Rising speed limits in the U.S. are to blame a spike in highway fatalities, the IIHS said Thursday.
The IIHS published new findings that showed an estimated 37,000 more drivers died due to increases in speed limits compared to if the limits hadn't been raised at all. On average, around 10,000 people die per year in speeding-related crashes. The core of the problem resides in the fact most drivers continue to go faster than a posted speed limit, no matter what the limit is. Texas is home to the highest speed limits in the nation with some roads limited to 85 mph. In most cases, drivers will still go faster than the posted limit. The majority of the U.S. features speed limits in the 70 to 75 mph range.
Many east coast states are capped at 65 mph, while more rural western states have 80 mph speed limits.
The study looked at a variety of factors to calculate the increase in deaths due to rising speed limits since 1993. The IIHS researched annual traffic deaths per mile for each state and included factors such as unemployment, number of potential young drivers (aged 16 to 24), and seat belt usage. The results showed a 5 mph increase in speed limits correlated with an 8 percent increase in traffic fatalities on highways and freeways. The IIHS found a 3 percent increase in deaths for other roads that saw a 5 mph increase.

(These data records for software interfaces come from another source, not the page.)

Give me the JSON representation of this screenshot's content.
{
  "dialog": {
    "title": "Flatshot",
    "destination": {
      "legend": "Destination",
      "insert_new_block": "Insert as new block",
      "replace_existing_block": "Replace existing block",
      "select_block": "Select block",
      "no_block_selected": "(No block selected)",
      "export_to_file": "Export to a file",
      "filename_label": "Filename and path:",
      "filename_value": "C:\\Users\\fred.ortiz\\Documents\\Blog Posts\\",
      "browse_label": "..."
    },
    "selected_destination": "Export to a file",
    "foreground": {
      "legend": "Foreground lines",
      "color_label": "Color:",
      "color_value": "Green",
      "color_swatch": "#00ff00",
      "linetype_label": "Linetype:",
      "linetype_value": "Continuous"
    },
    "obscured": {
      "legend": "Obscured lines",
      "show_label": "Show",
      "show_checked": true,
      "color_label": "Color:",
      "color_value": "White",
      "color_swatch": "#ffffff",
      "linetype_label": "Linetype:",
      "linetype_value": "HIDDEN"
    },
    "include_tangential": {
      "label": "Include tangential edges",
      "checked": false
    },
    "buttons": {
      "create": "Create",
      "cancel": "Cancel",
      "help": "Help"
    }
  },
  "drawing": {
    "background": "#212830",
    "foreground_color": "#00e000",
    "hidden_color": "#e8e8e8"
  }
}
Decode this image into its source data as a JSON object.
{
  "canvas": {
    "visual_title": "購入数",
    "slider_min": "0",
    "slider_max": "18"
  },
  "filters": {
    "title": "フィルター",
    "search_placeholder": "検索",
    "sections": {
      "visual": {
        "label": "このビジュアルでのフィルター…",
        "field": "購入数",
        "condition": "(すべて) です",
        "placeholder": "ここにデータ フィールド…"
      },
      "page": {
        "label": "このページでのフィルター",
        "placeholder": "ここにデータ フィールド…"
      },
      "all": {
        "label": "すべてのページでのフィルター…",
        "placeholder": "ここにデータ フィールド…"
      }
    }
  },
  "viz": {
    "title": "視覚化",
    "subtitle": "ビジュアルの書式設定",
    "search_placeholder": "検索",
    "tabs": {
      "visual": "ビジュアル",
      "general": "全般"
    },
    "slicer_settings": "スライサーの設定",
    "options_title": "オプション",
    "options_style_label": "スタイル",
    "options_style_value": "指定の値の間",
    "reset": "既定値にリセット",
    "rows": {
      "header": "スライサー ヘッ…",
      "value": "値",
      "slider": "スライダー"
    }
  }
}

The IIHS estimates that if speed limits hadn't changed from a high of 65 mph in 1993, about 5 percent of those who died in speed-related crashes would still be alive, or nearly 2,000 people.
It's important to remember speeding is hardly a time saver, the IIHS pointed out. Over a 100-mile trip, driving at 70 mph compared to 65 mph saves just 6.5 minutes. The IIHS encouraged lawmakers to consider the realities when increasing speed limits. The institute will also hold a forum on the speed problem this month where safety advocates, researchers, and both local and federal officials will brainstorm programs to manage speeding.